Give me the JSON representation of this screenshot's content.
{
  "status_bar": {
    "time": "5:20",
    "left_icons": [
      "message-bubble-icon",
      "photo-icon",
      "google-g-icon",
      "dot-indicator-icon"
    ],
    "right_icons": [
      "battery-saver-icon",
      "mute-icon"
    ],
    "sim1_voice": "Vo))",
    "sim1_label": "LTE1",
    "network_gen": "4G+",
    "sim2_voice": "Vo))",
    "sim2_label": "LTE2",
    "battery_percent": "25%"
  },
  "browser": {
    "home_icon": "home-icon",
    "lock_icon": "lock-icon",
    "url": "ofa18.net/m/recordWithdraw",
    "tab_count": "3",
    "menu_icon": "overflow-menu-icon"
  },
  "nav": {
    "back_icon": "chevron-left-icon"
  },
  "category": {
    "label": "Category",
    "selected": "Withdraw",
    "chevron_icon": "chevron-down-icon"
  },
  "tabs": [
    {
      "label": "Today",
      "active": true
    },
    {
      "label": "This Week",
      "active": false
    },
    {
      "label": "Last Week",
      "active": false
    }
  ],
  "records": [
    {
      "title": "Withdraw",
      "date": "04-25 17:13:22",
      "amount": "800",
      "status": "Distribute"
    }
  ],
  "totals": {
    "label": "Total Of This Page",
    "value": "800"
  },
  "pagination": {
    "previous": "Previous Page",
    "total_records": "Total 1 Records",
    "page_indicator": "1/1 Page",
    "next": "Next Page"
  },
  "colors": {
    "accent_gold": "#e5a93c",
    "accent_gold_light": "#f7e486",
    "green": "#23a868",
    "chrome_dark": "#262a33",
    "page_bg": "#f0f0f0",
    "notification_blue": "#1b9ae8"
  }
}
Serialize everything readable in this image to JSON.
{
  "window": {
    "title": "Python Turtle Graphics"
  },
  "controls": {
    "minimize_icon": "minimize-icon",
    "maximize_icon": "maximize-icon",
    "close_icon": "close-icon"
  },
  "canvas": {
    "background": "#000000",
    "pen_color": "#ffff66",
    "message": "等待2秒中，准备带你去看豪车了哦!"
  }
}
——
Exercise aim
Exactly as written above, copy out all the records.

Response to this exercise
Give me the JSON representation of this screenshot's content.
{
  "status_bar": {
    "time": "5:20",
    "left_icons": [
      "message-bubble-icon",
      "photo-icon",
      "google-g-icon",
      "dot-indicator-icon"
    ],
    "right_icons": [
      "battery-saver-icon",
      "mute-icon"
    ],
    "sim1_voice": "Vo))",
    "sim1_label": "LTE1",
    "network_gen": "4G+",
    "sim2_voice": "Vo))",
    "sim2_label": "LTE2",
    "battery_percent": "25%"
  },
  "browser": {
    "home_icon": "home-icon",
    "lock_icon": "lock-icon",
    "url": "ofa18.net/m/recordWithdraw",
    "tab_count": "3",
    "menu_icon": "overflow-menu-icon"
  },
  "nav": {
    "back_icon": "chevron-left-icon"
  },
  "category": {
    "label": "Category",
    "selected": "Withdraw",
    "chevron_icon": "chevron-down-icon"
  },
  "tabs": [
    {
      "label": "Today",
      "active": true
    },
    {
      "label": "This Week",
      "active": false
    },
    {
      "label": "Last Week",
      "active": false
    }
  ],
  "records": [
    {
      "title": "Withdraw",
      "date": "04-25 17:13:22",
      "amount": "800",
      "status": "Distribute"
    }
  ],
  "totals": {
    "label": "Total Of This Page",
    "value": "800"
  },
  "pagination": {
    "previous": "Previous Page",
    "total_records": "Total 1 Records",
    "page_indicator": "1/1 Page",
    "next": "Next Page"
  },
  "colors": {
    "accent_gold": "#e5a93c",
    "accent_gold_light": "#f7e486",
    "green": "#23a868",
    "chrome_dark": "#262a33",
    "page_bg": "#f0f0f0",
    "notification_blue": "#1b9ae8"
  }
}
Serialize everything readable in this image to JSON.
{
  "window": {
    "title": "Python Turtle Graphics"
  },
  "controls": {
    "minimize_icon": "minimize-icon",
    "maximize_icon": "maximize-icon",
    "close_icon": "close-icon"
  },
  "canvas": {
    "background": "#000000",
    "pen_color": "#ffff66",
    "message": "等待2秒中，准备带你去看豪车了哦!"
  }
}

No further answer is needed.